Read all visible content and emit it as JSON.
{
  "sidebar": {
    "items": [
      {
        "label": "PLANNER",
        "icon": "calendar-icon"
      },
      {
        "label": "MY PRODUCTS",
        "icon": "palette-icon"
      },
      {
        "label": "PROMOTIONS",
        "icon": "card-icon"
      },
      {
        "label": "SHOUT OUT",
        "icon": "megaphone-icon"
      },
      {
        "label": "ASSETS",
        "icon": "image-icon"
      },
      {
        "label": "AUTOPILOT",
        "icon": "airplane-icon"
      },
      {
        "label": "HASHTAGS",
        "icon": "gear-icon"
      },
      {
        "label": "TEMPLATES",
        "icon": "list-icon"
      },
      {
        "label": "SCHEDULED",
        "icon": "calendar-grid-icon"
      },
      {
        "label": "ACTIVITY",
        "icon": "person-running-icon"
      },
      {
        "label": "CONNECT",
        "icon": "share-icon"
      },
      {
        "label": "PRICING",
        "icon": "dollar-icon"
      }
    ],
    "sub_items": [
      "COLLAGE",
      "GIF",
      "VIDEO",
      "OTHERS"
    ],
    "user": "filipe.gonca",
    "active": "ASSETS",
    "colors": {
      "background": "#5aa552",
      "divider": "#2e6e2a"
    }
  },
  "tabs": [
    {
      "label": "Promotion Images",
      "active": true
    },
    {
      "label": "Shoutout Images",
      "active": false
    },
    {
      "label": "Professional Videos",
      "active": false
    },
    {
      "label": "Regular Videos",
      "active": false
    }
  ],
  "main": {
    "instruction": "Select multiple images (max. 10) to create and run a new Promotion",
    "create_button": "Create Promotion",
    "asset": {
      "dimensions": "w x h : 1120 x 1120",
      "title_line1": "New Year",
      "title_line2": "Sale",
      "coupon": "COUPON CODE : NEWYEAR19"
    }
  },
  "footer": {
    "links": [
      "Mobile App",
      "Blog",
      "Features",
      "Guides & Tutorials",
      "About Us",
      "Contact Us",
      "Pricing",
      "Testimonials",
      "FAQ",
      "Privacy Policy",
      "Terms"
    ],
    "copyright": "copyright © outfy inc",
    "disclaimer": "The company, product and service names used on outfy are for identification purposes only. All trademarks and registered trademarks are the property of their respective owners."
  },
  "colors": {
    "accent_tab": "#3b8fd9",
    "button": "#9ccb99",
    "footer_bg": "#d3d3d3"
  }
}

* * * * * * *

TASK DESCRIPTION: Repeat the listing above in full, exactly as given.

OUTPUT BELOW:
Read all visible content and emit it as JSON.
{
  "sidebar": {
    "items": [
      {
        "label": "PLANNER",
        "icon": "calendar-icon"
      },
      {
        "label": "MY PRODUCTS",
        "icon": "palette-icon"
      },
      {
        "label": "PROMOTIONS",
        "icon": "card-icon"
      },
      {
        "label": "SHOUT OUT",
        "icon": "megaphone-icon"
      },
      {
        "label": "ASSETS",
        "icon": "image-icon"
      },
      {
        "label": "AUTOPILOT",
        "icon": "airplane-icon"
      },
      {
        "label": "HASHTAGS",
        "icon": "gear-icon"
      },
      {
        "label": "TEMPLATES",
        "icon": "list-icon"
      },
      {
        "label": "SCHEDULED",
        "icon": "calendar-grid-icon"
      },
      {
        "label": "ACTIVITY",
        "icon": "person-running-icon"
      },
      {
        "label": "CONNECT",
        "icon": "share-icon"
      },
      {
        "label": "PRICING",
        "icon": "dollar-icon"
      }
    ],
    "sub_items": [
      "COLLAGE",
      "GIF",
      "VIDEO",
      "OTHERS"
    ],
    "user": "filipe.gonca",
    "active": "ASSETS",
    "colors": {
      "background": "#5aa552",
      "divider": "#2e6e2a"
    }
  },
  "tabs": [
    {
      "label": "Promotion Images",
      "active": true
    },
    {
      "label": "Shoutout Images",
      "active": false
    },
    {
      "label": "Professional Videos",
      "active": false
    },
    {
      "label": "Regular Videos",
      "active": false
    }
  ],
  "main": {
    "instruction": "Select multiple images (max. 10) to create and run a new Promotion",
    "create_button": "Create Promotion",
    "asset": {
      "dimensions": "w x h : 1120 x 1120",
      "title_line1": "New Year",
      "title_line2": "Sale",
      "coupon": "COUPON CODE : NEWYEAR19"
    }
  },
  "footer": {
    "links": [
      "Mobile App",
      "Blog",
      "Features",
      "Guides & Tutorials",
      "About Us",
      "Contact Us",
      "Pricing",
      "Testimonials",
      "FAQ",
      "Privacy Policy",
      "Terms"
    ],
    "copyright": "copyright © outfy inc",
    "disclaimer": "The company, product and service names used on outfy are for identification purposes only. All trademarks and registered trademarks are the property of their respective owners."
  },
  "colors": {
    "accent_tab": "#3b8fd9",
    "button": "#9ccb99",
    "footer_bg": "#d3d3d3"
  }
}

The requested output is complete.